With the recent success of manga becoming Asia’s ambassador for wine, such as sales of Umberto Cosmo’s Colli di Conegliano Rosso rising a stunning 30% after a mention in famous manga Kami no Shizuku or Les Goûttes des Dieux, it is no wonder how French cartoonists are finally turning to the world of wine to pen their next masterpieces.
French graphic authors are following in their Japanese counterpart’s footsteps- French cartoonist Eric Corbeyran, a famous author in his field with over 70 books to his name with bestsellers such as Le Chant des Stryges, Atavisme, and Epreuve, is leading the wave with his new publication. Set in his native Bordeaux, Médoc is a family saga about a young American woman who inherits Château Chêne Courbe from her father, only to find it comes with a lot more than she expected; financial problems and family feuds abound in this tale. It is a quasi-Arthurian adventure of self discovery, drama and determination- centered around the culture of fine wine.
But don’t think that this story is simple fiction. Research for it involved meeting with key Bordelais such as Michel Rolland, Florence and Daniel Cathiard at Smith Haut Laffite, Céline Villars-Foubet at Chasse-Spleen and negociant Allan Sichel to add verism- to show “this complex world that is a mix of passion, technical know-how and money” as Corbeyran told a local newspaper. Comics can now be both educational and reflect the feelings and unique aspect of each Château- enhancing and encouraging the growth of wine knowledge in a media that can be more easily accessible to a layman audience.
This surge in wine comics is certainly well supported- Philippe Hauri, director of publications at publishers Glénat, which also publishes milestone manga Les Goûttes des Dieux in France, told Decanter, “Jacques Glenat [the owner] is a lover of good wine, and he always dreamt about doing a graphic novel about wine from a French perspective.” With this, we can see how Médoc would be revolutionary- not simply in the wine business, but also in the world. It would provide an angle on wine- from a real French viewpoint, something that had never been done before.
However, this wave is not entirely supported- Bordeaux-based American wine merchant Jeffrey Davies commented, “It’s not funny, and it’s full of inaccuracies and errors”, and that the sources used by the publication in which he was named in written “out of spite and vengeance. You get much the same from the comic book.” Nonetheless, world famous wine authority Robert Parker, around whom the criticised publication was actually centered, claimed to love it, “I loved it…absolutely hilarious…and to be a member of TOON TOWN a great honour…hope it is a great success and gets translated into English and other languages”. Comics as a media for wine is something that can be enjoyed by even wine authorities- and a wide range of audience that would not normally come in contact with wine.

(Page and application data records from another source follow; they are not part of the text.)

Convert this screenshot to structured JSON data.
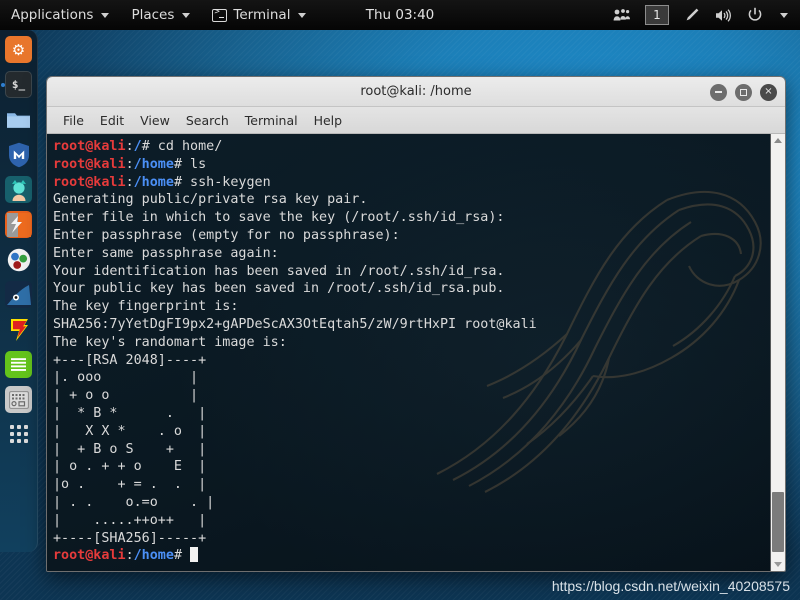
{
  "panel": {
    "applications_label": "Applications",
    "places_label": "Places",
    "terminal_label": "Terminal",
    "clock": "Thu 03:40",
    "workspace": "1",
    "icons": {
      "terminal": "terminal-icon",
      "users": "users-icon",
      "pen": "pen-icon",
      "volume": "volume-icon",
      "power": "power-icon",
      "caret": "chevron-down-icon"
    }
  },
  "dock": {
    "items": [
      {
        "name": "firefox",
        "glyph": "ƒ",
        "bg": "#e8762c",
        "fg": "#ffffff",
        "running": false
      },
      {
        "name": "terminal",
        "glyph": "$_",
        "bg": "#242a2e",
        "fg": "#dcdcdc",
        "running": true
      },
      {
        "name": "files",
        "glyph": "▬",
        "bg": "#7fb0e0",
        "fg": "#ffffff",
        "running": false
      },
      {
        "name": "metasploit",
        "glyph": "M",
        "bg": "#2c5fa8",
        "fg": "#ffffff",
        "running": false
      },
      {
        "name": "armitage",
        "glyph": "●",
        "bg": "#16606b",
        "fg": "#57e0d4",
        "running": false
      },
      {
        "name": "burpsuite",
        "glyph": "◨",
        "bg": "#e8601c",
        "fg": "#ffffff",
        "running": false
      },
      {
        "name": "beef",
        "glyph": "●",
        "bg": "#f0f0f0",
        "fg": "#2a7d3a",
        "running": false
      },
      {
        "name": "wireshark",
        "glyph": "◉",
        "bg": "#1b3a63",
        "fg": "#7cc3f0",
        "running": false
      },
      {
        "name": "faraday",
        "glyph": "F",
        "bg": "#d91f1f",
        "fg": "#ffe600",
        "running": false
      },
      {
        "name": "text-editor",
        "glyph": "≡",
        "bg": "#64c41b",
        "fg": "#ffffff",
        "running": false
      },
      {
        "name": "calculator",
        "glyph": "⊞",
        "bg": "#cfcfcf",
        "fg": "#3a3a3a",
        "running": false
      }
    ],
    "show_apps_label": "show-applications-grid"
  },
  "window": {
    "title": "root@kali: /home",
    "menu": [
      "File",
      "Edit",
      "View",
      "Search",
      "Terminal",
      "Help"
    ],
    "buttons": {
      "minimize": "minimize",
      "maximize": "maximize",
      "close": "×"
    }
  },
  "terminal": {
    "user_host": "root@kali",
    "colors": {
      "prompt_user": "#e63b3b",
      "prompt_path": "#4b8ff5",
      "text": "#d8d8d8",
      "background": "#0b1a24"
    },
    "lines": [
      {
        "type": "prompt",
        "path": "/",
        "sigil": "#",
        "command": " cd home/"
      },
      {
        "type": "prompt",
        "path": "/home",
        "sigil": "#",
        "command": " ls"
      },
      {
        "type": "prompt",
        "path": "/home",
        "sigil": "#",
        "command": " ssh-keygen"
      },
      {
        "type": "out",
        "text": "Generating public/private rsa key pair."
      },
      {
        "type": "out",
        "text": "Enter file in which to save the key (/root/.ssh/id_rsa): "
      },
      {
        "type": "out",
        "text": "Enter passphrase (empty for no passphrase): "
      },
      {
        "type": "out",
        "text": "Enter same passphrase again: "
      },
      {
        "type": "out",
        "text": "Your identification has been saved in /root/.ssh/id_rsa."
      },
      {
        "type": "out",
        "text": "Your public key has been saved in /root/.ssh/id_rsa.pub."
      },
      {
        "type": "out",
        "text": "The key fingerprint is:"
      },
      {
        "type": "out",
        "text": "SHA256:7yYetDgFI9px2+gAPDeScAX3OtEqtah5/zW/9rtHxPI root@kali"
      },
      {
        "type": "out",
        "text": "The key's randomart image is:"
      },
      {
        "type": "out",
        "text": "+---[RSA 2048]----+"
      },
      {
        "type": "out",
        "text": "|. ooo           |"
      },
      {
        "type": "out",
        "text": "| + o o          |"
      },
      {
        "type": "out",
        "text": "|  * B *      .   |"
      },
      {
        "type": "out",
        "text": "|   X X *    . o  |"
      },
      {
        "type": "out",
        "text": "|  + B o S    +   |"
      },
      {
        "type": "out",
        "text": "| o . + + o    E  |"
      },
      {
        "type": "out",
        "text": "|o .    + = .  .  |"
      },
      {
        "type": "out",
        "text": "| . .    o.=o    . |"
      },
      {
        "type": "out",
        "text": "|    .....++o++   |"
      },
      {
        "type": "out",
        "text": "+----[SHA256]-----+"
      }
    ],
    "final_prompt": {
      "path": "/home",
      "sigil": "#",
      "cursor": "block"
    }
  },
  "watermark": {
    "text": "https://blog.csdn.net/weixin_40208575"
  }
}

The popularity of comics as a form of publicising wine cannot be denied, seen in both their sales and the subsequent increase in wine sales themselves. In the growing wine industry in Asia, and continued tradition of wine in Europe, we can see the rise of French graphic novels on wine as the ultimate combination of the modern media and fine wines- from following the footsteps of manga to now leading the wave of graphic novels on wine across the world.

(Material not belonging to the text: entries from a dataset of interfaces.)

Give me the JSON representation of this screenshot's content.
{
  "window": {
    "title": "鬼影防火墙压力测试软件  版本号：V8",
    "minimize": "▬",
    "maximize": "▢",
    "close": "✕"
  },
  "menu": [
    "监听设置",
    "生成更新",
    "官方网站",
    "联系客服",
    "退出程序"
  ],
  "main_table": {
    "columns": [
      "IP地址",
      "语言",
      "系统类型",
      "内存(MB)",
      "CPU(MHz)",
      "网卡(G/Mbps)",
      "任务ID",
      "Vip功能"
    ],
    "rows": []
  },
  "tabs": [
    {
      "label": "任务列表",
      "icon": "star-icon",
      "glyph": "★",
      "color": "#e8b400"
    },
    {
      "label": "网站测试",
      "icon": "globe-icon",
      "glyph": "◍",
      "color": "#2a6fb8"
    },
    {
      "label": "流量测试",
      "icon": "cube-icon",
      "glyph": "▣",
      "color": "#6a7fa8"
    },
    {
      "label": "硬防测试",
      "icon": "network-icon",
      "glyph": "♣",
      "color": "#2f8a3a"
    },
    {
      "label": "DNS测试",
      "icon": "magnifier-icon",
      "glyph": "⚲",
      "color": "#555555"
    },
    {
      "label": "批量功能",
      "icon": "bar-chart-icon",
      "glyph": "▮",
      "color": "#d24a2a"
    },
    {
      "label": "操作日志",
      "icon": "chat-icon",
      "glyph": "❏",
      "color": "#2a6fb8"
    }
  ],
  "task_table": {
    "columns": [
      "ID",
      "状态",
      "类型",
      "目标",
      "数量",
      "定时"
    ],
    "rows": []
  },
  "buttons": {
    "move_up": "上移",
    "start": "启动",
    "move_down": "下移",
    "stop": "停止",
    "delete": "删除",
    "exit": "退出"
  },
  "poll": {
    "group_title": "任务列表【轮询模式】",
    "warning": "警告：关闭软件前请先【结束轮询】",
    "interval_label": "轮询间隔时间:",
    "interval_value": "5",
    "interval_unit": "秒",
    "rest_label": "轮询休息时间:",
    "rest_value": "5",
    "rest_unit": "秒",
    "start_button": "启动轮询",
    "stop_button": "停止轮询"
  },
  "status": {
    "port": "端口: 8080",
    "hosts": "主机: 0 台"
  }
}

Courtesy of photo used in image slider:Rue Frontenac – Les Gouttes des Dieu